- Overnight/All Day Dough Instructions: Prepare the dough through step 3. Then, grease a large bowl, place dough inside, and coat all sides of dough as instructed in step 4. Cover dough and allow to rise for 8–12 hours in the refrigerator. (If it needs to be in the refrigerator for longer, use cooler water in the dough, which will slow the dough’s rise and allow for more time.) The slow rise gives the dough wonderful flavor! When ready, continue with step 5. If the dough didn’t quite double in size during this time, let it sit at room temperature for 30–45 minutes before punching down (step 6).

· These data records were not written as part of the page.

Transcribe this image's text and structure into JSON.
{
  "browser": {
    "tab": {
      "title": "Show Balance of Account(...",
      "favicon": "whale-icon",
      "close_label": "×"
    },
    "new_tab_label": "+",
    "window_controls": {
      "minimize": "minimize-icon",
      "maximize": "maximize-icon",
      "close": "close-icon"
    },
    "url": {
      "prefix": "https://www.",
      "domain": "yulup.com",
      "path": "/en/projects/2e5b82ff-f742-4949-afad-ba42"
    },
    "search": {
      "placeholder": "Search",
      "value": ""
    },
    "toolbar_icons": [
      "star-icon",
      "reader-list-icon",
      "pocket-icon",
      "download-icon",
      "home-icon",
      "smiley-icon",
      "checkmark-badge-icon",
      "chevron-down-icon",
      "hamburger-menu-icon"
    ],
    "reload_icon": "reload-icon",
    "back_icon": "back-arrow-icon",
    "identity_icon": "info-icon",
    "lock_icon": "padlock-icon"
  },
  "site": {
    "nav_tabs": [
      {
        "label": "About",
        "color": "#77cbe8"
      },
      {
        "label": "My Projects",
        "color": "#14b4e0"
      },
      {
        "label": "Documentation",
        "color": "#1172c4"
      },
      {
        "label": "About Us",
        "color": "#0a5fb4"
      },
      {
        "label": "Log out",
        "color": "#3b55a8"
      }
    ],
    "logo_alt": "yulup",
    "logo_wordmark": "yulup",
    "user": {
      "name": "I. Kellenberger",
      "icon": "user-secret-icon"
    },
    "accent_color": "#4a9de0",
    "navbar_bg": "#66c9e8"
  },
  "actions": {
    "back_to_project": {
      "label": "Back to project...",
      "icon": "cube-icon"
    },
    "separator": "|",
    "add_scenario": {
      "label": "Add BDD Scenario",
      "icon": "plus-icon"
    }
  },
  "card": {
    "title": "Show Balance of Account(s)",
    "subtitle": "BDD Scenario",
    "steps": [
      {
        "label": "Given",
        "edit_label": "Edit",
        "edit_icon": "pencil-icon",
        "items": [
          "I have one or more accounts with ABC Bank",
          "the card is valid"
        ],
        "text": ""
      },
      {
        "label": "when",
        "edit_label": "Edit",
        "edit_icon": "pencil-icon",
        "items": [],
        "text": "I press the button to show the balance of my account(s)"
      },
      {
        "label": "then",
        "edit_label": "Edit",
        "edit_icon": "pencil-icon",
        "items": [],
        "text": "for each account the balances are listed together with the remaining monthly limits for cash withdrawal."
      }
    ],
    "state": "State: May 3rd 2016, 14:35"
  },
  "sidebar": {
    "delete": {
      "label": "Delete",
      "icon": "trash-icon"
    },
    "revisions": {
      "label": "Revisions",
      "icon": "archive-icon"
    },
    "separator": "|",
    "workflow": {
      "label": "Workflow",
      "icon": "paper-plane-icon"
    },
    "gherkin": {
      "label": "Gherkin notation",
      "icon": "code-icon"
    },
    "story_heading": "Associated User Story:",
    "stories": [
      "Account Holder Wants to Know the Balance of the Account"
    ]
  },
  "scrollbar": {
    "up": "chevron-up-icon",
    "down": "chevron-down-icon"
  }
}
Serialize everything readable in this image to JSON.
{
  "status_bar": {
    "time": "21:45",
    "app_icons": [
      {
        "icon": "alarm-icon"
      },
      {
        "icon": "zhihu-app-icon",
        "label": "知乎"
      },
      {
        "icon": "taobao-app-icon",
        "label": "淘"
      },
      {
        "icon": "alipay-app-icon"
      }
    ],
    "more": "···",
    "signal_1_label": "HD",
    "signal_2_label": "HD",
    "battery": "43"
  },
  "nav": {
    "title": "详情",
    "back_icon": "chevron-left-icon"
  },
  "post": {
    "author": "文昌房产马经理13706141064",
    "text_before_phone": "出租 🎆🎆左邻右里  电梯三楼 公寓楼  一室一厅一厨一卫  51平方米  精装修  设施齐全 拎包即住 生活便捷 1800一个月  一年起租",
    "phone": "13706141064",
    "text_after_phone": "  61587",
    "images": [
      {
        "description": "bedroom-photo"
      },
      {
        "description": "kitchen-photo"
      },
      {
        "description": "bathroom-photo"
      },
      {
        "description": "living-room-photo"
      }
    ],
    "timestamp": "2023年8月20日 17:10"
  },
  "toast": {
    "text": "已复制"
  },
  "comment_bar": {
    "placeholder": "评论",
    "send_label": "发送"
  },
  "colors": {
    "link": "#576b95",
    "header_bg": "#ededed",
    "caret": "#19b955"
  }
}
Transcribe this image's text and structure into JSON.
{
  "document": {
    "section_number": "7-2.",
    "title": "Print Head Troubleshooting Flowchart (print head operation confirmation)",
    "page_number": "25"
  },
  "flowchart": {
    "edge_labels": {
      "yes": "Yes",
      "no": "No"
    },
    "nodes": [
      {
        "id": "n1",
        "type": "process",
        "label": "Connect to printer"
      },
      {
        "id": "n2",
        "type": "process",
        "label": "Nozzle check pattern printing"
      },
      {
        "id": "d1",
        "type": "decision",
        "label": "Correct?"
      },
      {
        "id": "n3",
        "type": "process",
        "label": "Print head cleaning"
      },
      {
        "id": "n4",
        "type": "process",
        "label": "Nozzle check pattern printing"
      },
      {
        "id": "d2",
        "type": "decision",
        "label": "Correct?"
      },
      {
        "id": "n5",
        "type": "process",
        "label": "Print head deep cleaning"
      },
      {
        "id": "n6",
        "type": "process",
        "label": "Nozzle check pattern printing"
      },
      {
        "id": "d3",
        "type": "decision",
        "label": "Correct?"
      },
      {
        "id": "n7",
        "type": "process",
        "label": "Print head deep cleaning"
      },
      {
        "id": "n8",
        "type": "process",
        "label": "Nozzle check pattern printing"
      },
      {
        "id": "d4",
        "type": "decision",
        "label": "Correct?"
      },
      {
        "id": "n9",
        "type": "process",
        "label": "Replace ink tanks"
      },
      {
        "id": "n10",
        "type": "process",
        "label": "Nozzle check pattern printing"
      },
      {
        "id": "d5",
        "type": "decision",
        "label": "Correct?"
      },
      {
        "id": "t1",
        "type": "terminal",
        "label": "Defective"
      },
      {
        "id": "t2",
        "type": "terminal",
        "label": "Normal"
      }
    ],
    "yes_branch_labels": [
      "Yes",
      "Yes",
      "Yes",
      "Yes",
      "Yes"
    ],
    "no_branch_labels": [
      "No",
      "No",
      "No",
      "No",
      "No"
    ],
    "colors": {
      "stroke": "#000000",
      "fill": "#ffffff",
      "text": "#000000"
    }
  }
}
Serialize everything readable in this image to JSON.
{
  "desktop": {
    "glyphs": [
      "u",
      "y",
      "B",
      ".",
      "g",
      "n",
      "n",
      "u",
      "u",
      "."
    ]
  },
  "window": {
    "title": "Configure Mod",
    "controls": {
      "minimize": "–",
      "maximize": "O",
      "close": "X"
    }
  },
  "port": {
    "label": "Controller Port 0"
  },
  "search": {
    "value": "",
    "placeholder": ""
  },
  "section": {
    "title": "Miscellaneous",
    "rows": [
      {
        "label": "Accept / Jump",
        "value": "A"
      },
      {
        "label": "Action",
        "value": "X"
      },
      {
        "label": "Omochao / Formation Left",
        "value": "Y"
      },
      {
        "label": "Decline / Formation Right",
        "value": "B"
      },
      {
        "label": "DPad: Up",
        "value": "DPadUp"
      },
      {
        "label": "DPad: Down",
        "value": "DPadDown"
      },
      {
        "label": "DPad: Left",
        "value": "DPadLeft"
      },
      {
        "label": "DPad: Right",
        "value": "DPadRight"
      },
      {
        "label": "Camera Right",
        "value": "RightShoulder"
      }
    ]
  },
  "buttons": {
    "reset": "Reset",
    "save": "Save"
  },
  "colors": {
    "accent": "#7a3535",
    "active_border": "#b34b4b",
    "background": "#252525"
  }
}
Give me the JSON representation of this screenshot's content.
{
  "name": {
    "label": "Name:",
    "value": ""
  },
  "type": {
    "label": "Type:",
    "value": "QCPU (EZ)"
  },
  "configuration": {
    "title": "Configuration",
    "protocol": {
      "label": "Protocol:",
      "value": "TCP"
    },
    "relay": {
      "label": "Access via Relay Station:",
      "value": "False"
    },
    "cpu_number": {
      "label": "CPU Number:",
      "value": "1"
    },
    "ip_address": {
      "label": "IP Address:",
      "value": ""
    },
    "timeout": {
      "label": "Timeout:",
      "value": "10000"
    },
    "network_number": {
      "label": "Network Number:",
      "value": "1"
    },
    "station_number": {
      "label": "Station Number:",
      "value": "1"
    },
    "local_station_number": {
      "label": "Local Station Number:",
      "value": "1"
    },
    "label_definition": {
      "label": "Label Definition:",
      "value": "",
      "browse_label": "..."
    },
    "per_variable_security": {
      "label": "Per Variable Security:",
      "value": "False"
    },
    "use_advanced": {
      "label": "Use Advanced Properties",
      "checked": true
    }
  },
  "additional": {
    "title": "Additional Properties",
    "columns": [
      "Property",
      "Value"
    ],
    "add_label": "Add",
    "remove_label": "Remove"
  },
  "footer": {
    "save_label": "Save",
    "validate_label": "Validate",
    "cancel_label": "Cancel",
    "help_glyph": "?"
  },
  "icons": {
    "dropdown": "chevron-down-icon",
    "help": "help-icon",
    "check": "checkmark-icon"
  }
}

- Special Tools (affiliate links): Stand Mixer or Large Mixing Bowl and Silicone Spatula or Wooden Spoon | Whisk | Baking Sheets | Silicone Baking Mats or Parchment Sheets | Bench Scraper | Pastry Brush
- Yeast: I usually use instant yeast. You can use active dry yeast instead, with no changes to the preparation. Rise times will be slightly longer. Reference my Baking With Yeast Guide for answers to common yeast FAQs.
- Flour: If you don’t have bread flour, you can use all-purpose flour. All-purpose flour is convenient for most, but bread flour produces chewier breadsticks. The breadsticks are still soft and fluffy no matter which you use.
- Can I Add Cheese on Top? Yes, absolutely. Bake for just 15 minutes. Remove from the oven, carefully push the warm breadsticks together so they are touching, brush with the garlic butter topping, and then top each batch with 1/2 cup (about 55g) of shredded mozzarella or cheddar cheese (or a mix). There are 2 batches of 7 breadsticks, so you’ll need 1 cup (about 110g) of shredded cheese total. Return to the oven for 3-4 more minutes until cheese has melted and breadsticks are golden brown. Or try these flatter cheesy breadsticks.
Keywords: homemade breadsticks